▶ _DATASET CONTENT_
- Opening Delimiter -
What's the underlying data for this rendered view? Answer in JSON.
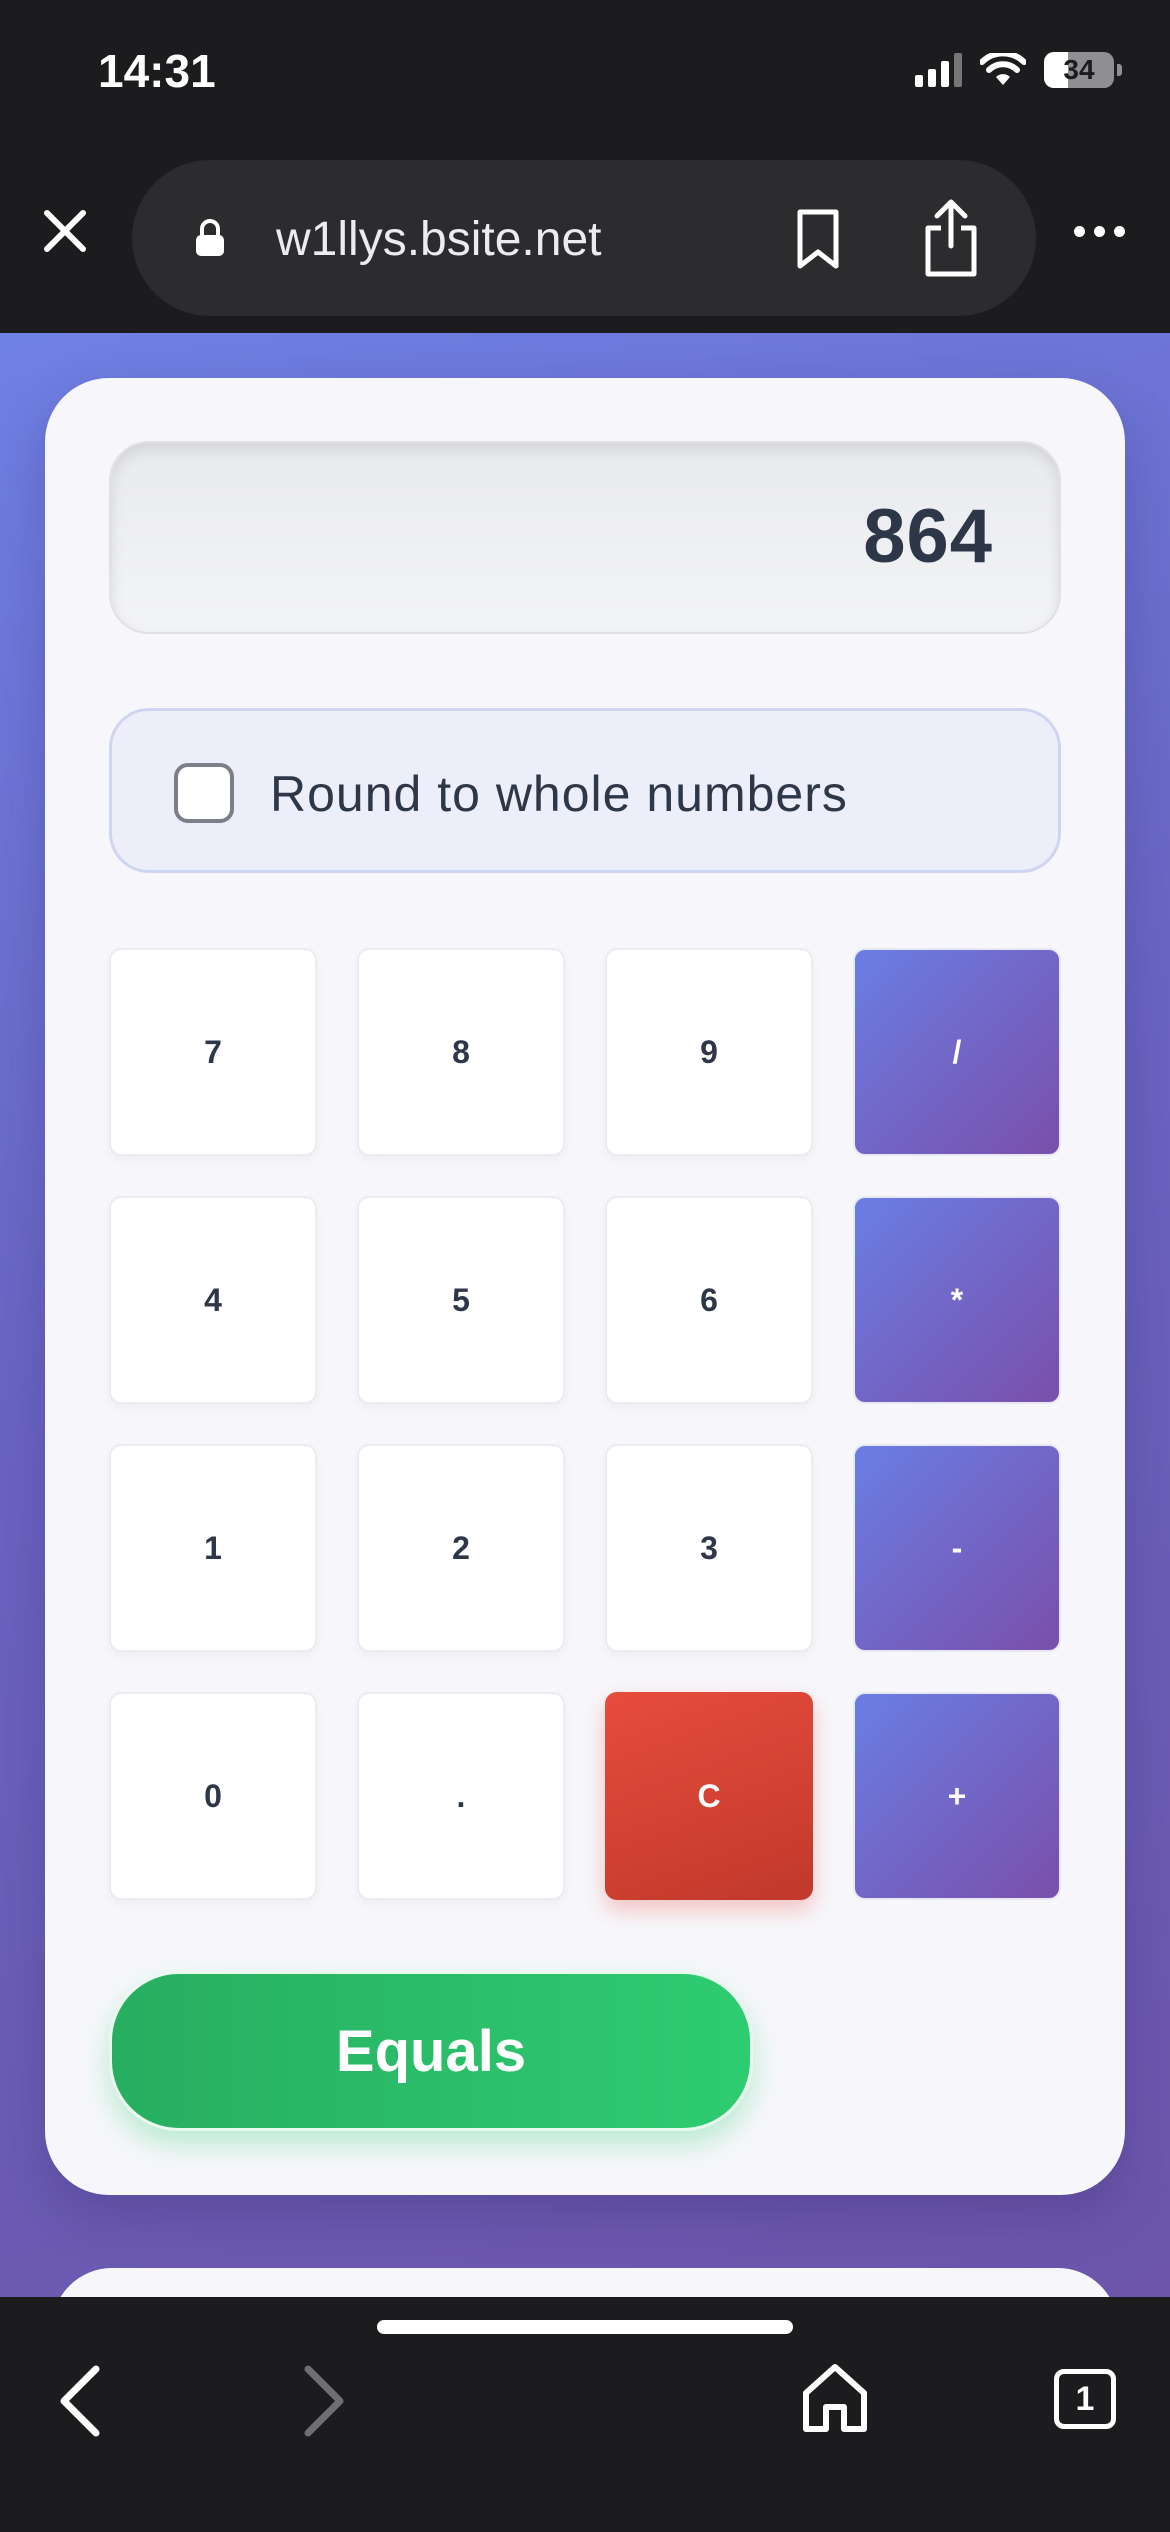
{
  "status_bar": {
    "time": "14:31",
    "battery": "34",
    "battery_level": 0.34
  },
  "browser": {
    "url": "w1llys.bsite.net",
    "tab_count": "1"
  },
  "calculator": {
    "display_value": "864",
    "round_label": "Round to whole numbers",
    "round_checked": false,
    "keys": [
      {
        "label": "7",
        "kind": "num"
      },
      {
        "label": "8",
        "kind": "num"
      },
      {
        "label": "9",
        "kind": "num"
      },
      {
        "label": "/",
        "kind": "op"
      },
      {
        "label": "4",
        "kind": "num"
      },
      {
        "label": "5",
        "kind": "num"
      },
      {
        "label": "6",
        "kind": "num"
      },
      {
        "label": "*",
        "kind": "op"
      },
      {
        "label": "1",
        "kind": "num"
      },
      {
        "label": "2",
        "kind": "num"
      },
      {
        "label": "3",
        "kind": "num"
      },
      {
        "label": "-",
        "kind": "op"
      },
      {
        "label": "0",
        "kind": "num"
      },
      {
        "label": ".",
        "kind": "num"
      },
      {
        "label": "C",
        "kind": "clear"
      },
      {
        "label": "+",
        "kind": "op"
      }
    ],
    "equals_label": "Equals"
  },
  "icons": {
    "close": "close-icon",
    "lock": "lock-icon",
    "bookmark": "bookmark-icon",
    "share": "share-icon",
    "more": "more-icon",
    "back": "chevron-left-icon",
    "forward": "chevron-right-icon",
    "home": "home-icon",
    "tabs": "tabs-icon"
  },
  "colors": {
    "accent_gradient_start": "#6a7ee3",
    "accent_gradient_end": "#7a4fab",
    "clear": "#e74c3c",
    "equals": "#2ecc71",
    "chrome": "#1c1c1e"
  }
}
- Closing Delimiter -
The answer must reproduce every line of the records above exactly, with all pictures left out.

What's the underlying data for this rendered view? Answer in JSON.
{
  "status_bar": {
    "time": "14:31",
    "battery": "34",
    "battery_level": 0.34
  },
  "browser": {
    "url": "w1llys.bsite.net",
    "tab_count": "1"
  },
  "calculator": {
    "display_value": "864",
    "round_label": "Round to whole numbers",
    "round_checked": false,
    "keys": [
      {
        "label": "7",
        "kind": "num"
      },
      {
        "label": "8",
        "kind": "num"
      },
      {
        "label": "9",
        "kind": "num"
      },
      {
        "label": "/",
        "kind": "op"
      },
      {
        "label": "4",
        "kind": "num"
      },
      {
        "label": "5",
        "kind": "num"
      },
      {
        "label": "6",
        "kind": "num"
      },
      {
        "label": "*",
        "kind": "op"
      },
      {
        "label": "1",
        "kind": "num"
      },
      {
        "label": "2",
        "kind": "num"
      },
      {
        "label": "3",
        "kind": "num"
      },
      {
        "label": "-",
        "kind": "op"
      },
      {
        "label": "0",
        "kind": "num"
      },
      {
        "label": ".",
        "kind": "num"
      },
      {
        "label": "C",
        "kind": "clear"
      },
      {
        "label": "+",
        "kind": "op"
      }
    ],
    "equals_label": "Equals"
  },
  "icons": {
    "close": "close-icon",
    "lock": "lock-icon",
    "bookmark": "bookmark-icon",
    "share": "share-icon",
    "more": "more-icon",
    "back": "chevron-left-icon",
    "forward": "chevron-right-icon",
    "home": "home-icon",
    "tabs": "tabs-icon"
  },
  "colors": {
    "accent_gradient_start": "#6a7ee3",
    "accent_gradient_end": "#7a4fab",
    "clear": "#e74c3c",
    "equals": "#2ecc71",
    "chrome": "#1c1c1e"
  }
}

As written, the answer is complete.